**EXERCISE INPUT**
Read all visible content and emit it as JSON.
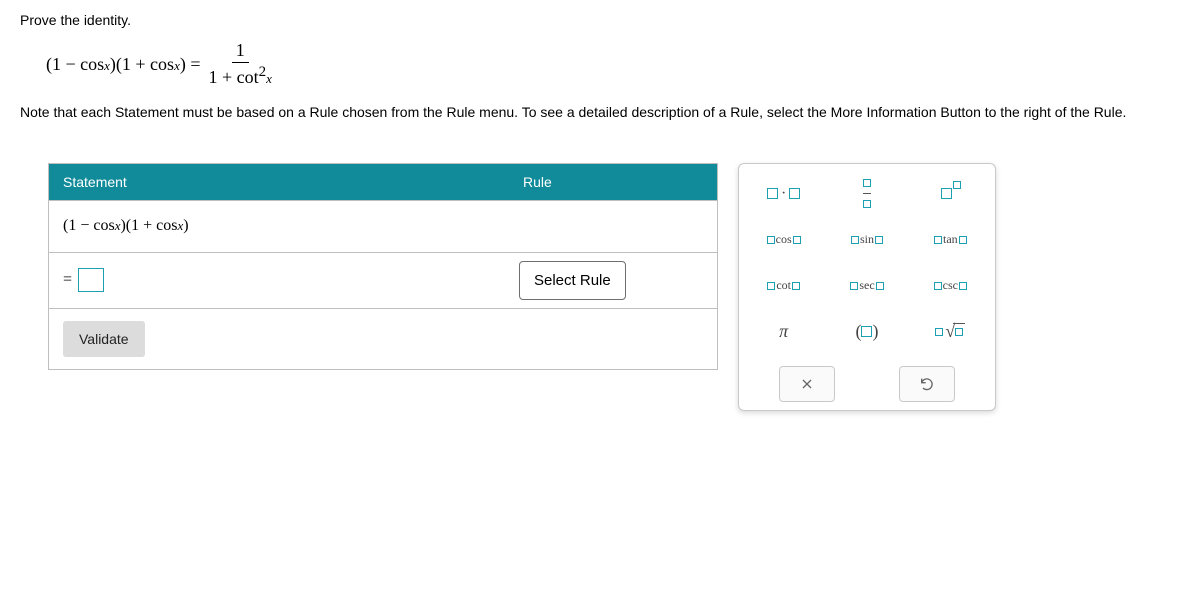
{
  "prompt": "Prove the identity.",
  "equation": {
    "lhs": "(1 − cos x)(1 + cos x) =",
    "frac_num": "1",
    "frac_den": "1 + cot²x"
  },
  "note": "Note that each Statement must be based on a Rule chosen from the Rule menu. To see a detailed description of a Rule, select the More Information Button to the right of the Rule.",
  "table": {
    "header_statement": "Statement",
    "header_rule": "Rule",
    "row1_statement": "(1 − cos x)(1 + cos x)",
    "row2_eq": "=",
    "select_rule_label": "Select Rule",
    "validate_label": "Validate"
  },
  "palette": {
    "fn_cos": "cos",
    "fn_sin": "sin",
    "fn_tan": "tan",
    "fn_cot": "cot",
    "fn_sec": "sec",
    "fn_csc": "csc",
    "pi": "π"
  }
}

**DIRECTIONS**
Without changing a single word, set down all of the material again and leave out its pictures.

**RESPONSE BOX**
Read all visible content and emit it as JSON.
{
  "prompt": "Prove the identity.",
  "equation": {
    "lhs": "(1 − cos x)(1 + cos x) =",
    "frac_num": "1",
    "frac_den": "1 + cot²x"
  },
  "note": "Note that each Statement must be based on a Rule chosen from the Rule menu. To see a detailed description of a Rule, select the More Information Button to the right of the Rule.",
  "table": {
    "header_statement": "Statement",
    "header_rule": "Rule",
    "row1_statement": "(1 − cos x)(1 + cos x)",
    "row2_eq": "=",
    "select_rule_label": "Select Rule",
    "validate_label": "Validate"
  },
  "palette": {
    "fn_cos": "cos",
    "fn_sin": "sin",
    "fn_tan": "tan",
    "fn_cot": "cot",
    "fn_sec": "sec",
    "fn_csc": "csc",
    "pi": "π"
  }
}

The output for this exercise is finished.